“We’ll keep the same group of kids together,” Barcus said. “We’ll meet with our summer coaches and try to iron out some specifics. We’ll try to keep it to the same group so if somebody gets sick, we can trace it back so we don’t have to close the whole weight room down.”
At Labette County High School, summer weights and workouts have traditionally been divided up into various teams of roughly a dozen student-athletes.
“We draft teams every summer,” Price said. “Our leaders draft the kids. This year, it works out where that helps us with tracking. So we’ll workout in those same groups all summer. That way if somebody gets sick, we’ll know who they’ve been in contact with.”
Faflick said that honest communication between athletes and coaches regarding travel and potential symptoms will be crucial in preventing outbreaks that could set the timeline back.
“It’s so important that everybody remembers they have a role in this,” Faflick said. “It is so important that kids take care of themselves. That parents take care of themselves. It’s not just your season that could be compromised, it could be many, many others. That honesty and communication protocol is necessary. It’ll take everybody doing their part.”
Counties have the authority to impose stricter guidelines than the state as they reopen. Areas more heavily affected by the coronavirus pandemic, such as Johnson County, are still weeks away from resuming athletics.
School districts also have the liberty of erring on the side of caution by starting workouts after June 1.
But many counties are ready to rev up athletics across the spectrum. The KRPA guidelines now give a sense of how sports will look this summer.
As for the fall season, the state appears poised to bring sports back. KSHSAA could limit fan attendance or take other measures that change the optics.

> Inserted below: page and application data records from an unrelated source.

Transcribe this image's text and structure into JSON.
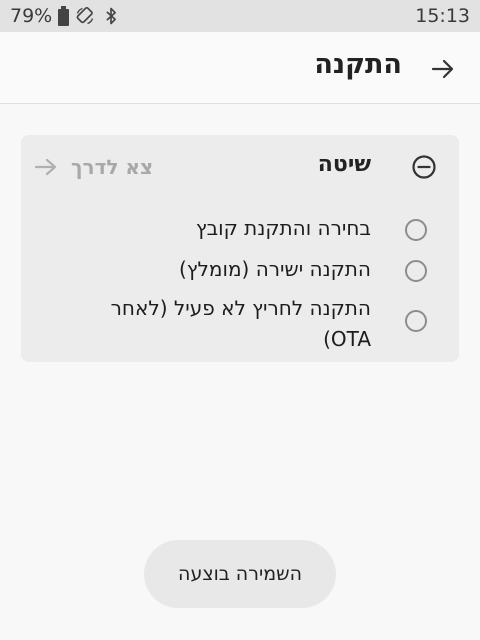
{
  "status_bar": {
    "battery_percent": "79%",
    "time": "15:13",
    "icons": [
      "battery-icon",
      "rotate-icon",
      "bluetooth-icon"
    ]
  },
  "app_bar": {
    "title": "התקנה",
    "back_icon": "arrow-right-icon"
  },
  "method_section": {
    "title": "שיטה",
    "collapse_icon": "minus-circle-icon",
    "skip_label": "צא לדרך",
    "skip_icon": "arrow-right-icon",
    "options": [
      {
        "label": "בחירה והתקנת קובץ",
        "selected": false
      },
      {
        "label": "התקנה ישירה (מומלץ)",
        "selected": false
      },
      {
        "label": "התקנה לחריץ לא פעיל (לאחר OTA)",
        "selected": false
      }
    ]
  },
  "toast": {
    "text": "השמירה בוצעה"
  },
  "colors": {
    "background": "#f8f8f8",
    "status_bar": "#e2e2e2",
    "card": "#ececec",
    "disabled_text": "#a8a8a8",
    "toast": "#e8e8e8"
  }
}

“We have plans for all kinds of contingencies depending upon what would happen,” Faflick said. “We’re tied to what schools do and how daily education will take place. If we can start practice on Aug. 17, our coaches will be ready to go and we know we have a good chance to have a fall season.”
College sports will be beholden to their respective associations — the NCAA, NJCAA, NAIA, etc. — and conferences before clear answers emerge for how they can resume sports.
But months after a nationwide pause button was pressed on sports, a timeframe has emerged for Kansas to press play.